PLACE: Japan (made)
MATERIALS AND TECHNIQUES: Porcelain with overglaze enamels

This teapot is a type of Japanese porcelain known as Hirado, a name which derives from its production in the Hirado kilns of Nagasaki. Hirado wares are generally characterised by light and slightly translucent cobalt pigments, which highlight the volumes and detailed modelling of the porcelain. During the early 19th century, the economic structure of Japan’s feudal system began to disintegrate, which forced the Hirado kilns to seek financial support through export contracts with the Dutch East India Company. By the 1840s, there was a well-established trade in Hirado porcelain with the West, where such pieces were highly sought after by wealthy buyers. Although early Hidrado wares were painted with simple landscape scenes and natural motifs, Western tastes encouraged more inventive and sculptural forms, such as animals and mythical figures with applied decoration.

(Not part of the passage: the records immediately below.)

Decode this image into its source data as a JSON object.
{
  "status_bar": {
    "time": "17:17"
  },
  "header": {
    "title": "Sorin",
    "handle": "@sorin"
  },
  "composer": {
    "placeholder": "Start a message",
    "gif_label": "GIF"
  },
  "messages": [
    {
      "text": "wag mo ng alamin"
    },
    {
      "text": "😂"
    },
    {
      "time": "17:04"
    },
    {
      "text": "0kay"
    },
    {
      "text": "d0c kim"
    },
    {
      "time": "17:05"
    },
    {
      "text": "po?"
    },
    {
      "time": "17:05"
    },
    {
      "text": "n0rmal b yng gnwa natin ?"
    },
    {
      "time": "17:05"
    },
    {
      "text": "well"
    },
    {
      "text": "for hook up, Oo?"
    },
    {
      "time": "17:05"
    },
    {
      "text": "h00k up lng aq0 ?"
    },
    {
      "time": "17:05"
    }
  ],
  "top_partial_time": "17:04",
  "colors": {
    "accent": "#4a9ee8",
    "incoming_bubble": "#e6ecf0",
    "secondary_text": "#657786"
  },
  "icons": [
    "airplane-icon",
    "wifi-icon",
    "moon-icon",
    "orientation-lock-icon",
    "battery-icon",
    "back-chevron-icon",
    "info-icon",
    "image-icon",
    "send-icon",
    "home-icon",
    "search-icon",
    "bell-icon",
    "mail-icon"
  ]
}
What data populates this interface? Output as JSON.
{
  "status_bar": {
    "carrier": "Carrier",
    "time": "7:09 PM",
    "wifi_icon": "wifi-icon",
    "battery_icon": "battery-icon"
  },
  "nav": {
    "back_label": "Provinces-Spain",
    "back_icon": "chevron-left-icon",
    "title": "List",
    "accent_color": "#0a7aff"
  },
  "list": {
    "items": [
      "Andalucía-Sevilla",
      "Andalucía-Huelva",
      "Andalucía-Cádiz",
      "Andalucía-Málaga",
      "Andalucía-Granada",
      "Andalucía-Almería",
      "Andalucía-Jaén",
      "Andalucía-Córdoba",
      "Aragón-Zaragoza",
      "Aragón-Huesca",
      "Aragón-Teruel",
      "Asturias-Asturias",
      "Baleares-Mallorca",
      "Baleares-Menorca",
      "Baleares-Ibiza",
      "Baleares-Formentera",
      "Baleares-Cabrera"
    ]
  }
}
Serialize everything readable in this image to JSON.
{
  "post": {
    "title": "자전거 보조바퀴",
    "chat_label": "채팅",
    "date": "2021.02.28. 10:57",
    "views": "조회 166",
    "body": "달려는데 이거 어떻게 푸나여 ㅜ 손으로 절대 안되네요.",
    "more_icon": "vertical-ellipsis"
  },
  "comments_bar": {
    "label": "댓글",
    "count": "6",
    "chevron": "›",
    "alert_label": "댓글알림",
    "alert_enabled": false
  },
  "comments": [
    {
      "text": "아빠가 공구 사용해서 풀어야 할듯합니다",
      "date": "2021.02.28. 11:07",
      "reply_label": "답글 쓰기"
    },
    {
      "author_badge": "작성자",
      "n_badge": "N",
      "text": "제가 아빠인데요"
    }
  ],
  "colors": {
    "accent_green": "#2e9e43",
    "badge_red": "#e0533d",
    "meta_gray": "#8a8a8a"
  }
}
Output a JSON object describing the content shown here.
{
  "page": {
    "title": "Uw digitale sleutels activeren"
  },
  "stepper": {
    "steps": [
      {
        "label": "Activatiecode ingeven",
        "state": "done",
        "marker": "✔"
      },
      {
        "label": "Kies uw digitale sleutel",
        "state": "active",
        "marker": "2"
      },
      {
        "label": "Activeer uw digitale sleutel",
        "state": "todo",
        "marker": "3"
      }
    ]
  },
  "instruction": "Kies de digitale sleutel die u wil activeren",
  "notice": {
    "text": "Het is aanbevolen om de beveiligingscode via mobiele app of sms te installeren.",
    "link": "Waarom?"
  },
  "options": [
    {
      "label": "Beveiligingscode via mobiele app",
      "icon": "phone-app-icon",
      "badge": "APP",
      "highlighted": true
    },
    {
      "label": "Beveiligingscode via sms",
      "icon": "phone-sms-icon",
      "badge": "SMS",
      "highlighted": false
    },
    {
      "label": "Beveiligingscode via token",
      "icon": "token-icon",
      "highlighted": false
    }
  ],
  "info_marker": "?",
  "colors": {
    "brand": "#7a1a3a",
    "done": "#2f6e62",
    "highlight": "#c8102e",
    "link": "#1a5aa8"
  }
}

This teapot is modelled to resemble Hotei, the Buddhist god of laughter and contentment, and one of the Shichi-fuku-jin, or ‘Seven Gods of Luck’. He is often depicted with a smiling face and bulging stomach, holding a Chinese fan called an oogi, which is said to grant wishes, and a cloth bag on his back that represents his wandering lifestyle.